Originally published 06/28/2013
WASHINGTON - Arguing that hostility between India and Pakistan lies at the heart of the current war in Afghanistan, a British historian has stressed that realisation of peace can be possible if the two South Asian nuclear powers see Afghan instability as a common challenge to deal with.William Dalrymple, who has authored nine books on historical subjects including on India and the Muslim world, analyses reasons and implications of the 'deadly India-Pakistan-Afghanistan triangle' in an essay posted by Washington’s Brookings Institution.In the light of the three-way tension and the many incidents that have sparked this continuing conflict between New Delhi, Islamabad and Kabul, the historian looks to the future of Afghanistan after the US withdraws from the longest war in its history....
Originally published 05/07/2013

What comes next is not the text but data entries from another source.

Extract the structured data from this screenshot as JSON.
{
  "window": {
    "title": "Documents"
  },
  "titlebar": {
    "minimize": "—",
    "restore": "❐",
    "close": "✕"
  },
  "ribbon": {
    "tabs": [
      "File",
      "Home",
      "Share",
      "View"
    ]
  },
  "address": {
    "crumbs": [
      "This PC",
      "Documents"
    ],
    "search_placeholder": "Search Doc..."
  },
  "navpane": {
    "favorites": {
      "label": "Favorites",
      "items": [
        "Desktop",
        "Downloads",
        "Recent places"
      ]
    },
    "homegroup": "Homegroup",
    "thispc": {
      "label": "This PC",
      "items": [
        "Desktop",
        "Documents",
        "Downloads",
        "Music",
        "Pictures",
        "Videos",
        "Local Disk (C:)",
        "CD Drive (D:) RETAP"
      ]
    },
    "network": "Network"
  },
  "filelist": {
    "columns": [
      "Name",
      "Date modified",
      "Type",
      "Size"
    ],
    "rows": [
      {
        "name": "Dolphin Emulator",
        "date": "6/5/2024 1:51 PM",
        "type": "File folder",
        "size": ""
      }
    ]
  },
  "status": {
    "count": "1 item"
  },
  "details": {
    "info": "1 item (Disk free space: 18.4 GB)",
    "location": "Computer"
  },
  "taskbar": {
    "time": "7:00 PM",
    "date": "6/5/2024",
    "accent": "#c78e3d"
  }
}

William Dalrymple goes to Washington. The lively historian was invited last Friday to give a briefing to the White House on the history of Afghanistan in the mid-19th century, the subject of his best-selling book Return Of A King.“It was a briefing with National Security, the CIA and Defense,” says Dalrymple, though he was too discreet to name the individuals. “They were incredibly well briefed about the current situation in Afghanistan but people in those positions don’t necessarily have the cultural and history background.”...

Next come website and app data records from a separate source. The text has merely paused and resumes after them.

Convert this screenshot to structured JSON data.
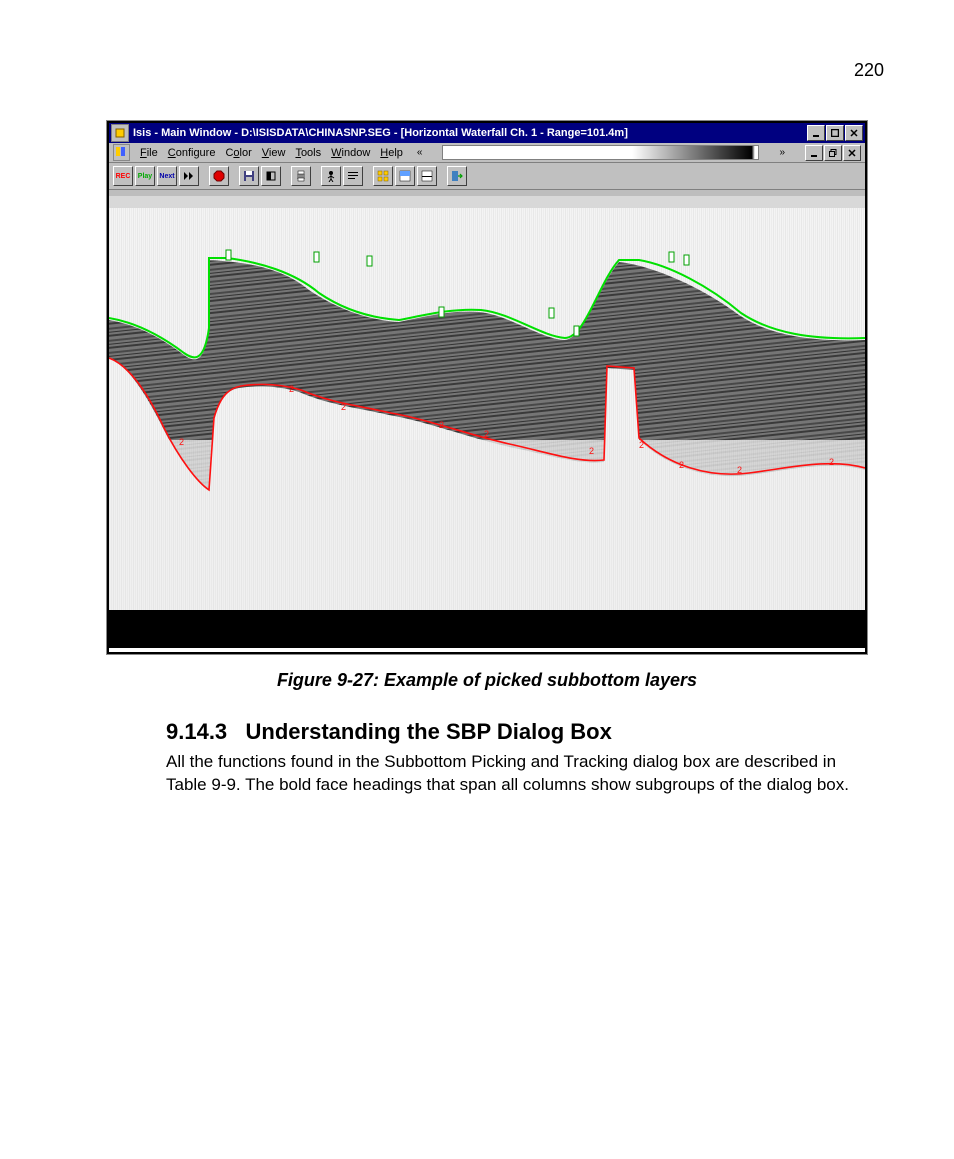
{
  "page": {
    "number": "220"
  },
  "appwindow": {
    "title": "Isis - Main Window - D:\\ISISDATA\\CHINASNP.SEG - [Horizontal Waterfall Ch. 1 - Range=101.4m]",
    "menu": {
      "file": "File",
      "configure": "Configure",
      "color": "Color",
      "view": "View",
      "tools": "Tools",
      "window": "Window",
      "help": "Help",
      "chev_left": "«",
      "chev_right": "»"
    },
    "toolbar": {
      "rec": "REC",
      "play": "Play",
      "next": "Next"
    }
  },
  "figure": {
    "caption": "Figure 9-27: Example of picked subbottom layers"
  },
  "section": {
    "number": "9.14.3",
    "title": "Understanding the SBP Dialog Box",
    "body": "All the functions found in the Subbottom Picking and Tracking dialog box are described in Table 9-9. The bold face headings that span all columns show subgroups of the dialog box."
  }
}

Originally published 04/23/2013
William Dalrymple is the author of eight acclaimed works of history and travel, including, most recently, Return of the King: The Battle for Afghanistan 1839-42, currently a No.1 bestseller in India. He divides his time between New Delhi and London, and is a contributor to The New York Review of Books, The New Yorker, and The Guardian.On my extended visits to Afghanistan to research Return of a King, I was keen to see as many of the places and landscapes associated with the First Anglo-Afghan War as was possible. I particularly wanted to retrace the route of the British forces’ catastrophic retreat and get to Gandamak, the site of the British last stand.
Originally published 04/14/2013
William Dalrymple is the author, most recently, of “Return of a King: The Battle for Afghanistan, 1839-42.”...And although few in the West are aware of it, as the United States prepares to withdraw from Afghanistan, history is repeating itself. We may have forgotten the details of the colonial history that did so much to mold Afghans’ hatred of foreign rule, but the Afghans have not.
- This New York Times ‘Hitler’ book review sure reads like a thinly veiled Trump comparison
- Chicago Tribune editorial: The government should release secret grand jury testimony about its 1942 scoop: "Jap Plan to Strike at Sea"
- US owes blacks reparations over slavery: UN experts
- Mali Islamist jailed for nine years for Timbuktu shrine attacks
- Poland wrestles with its past — and present
- Annette Gordon-Reed tells historians the controversy over Harvard law school's shield is different from the fight over the Confederate flag
- Historian EP Thompson denounced Communist party chiefs, files show
- Voting opens soon for the leaders of the OAH in 2017
- A team of science historians are attempting to re-create recipes from sixteenth-century alchemy texts
- David Kennedy recalls his dinners with President Obama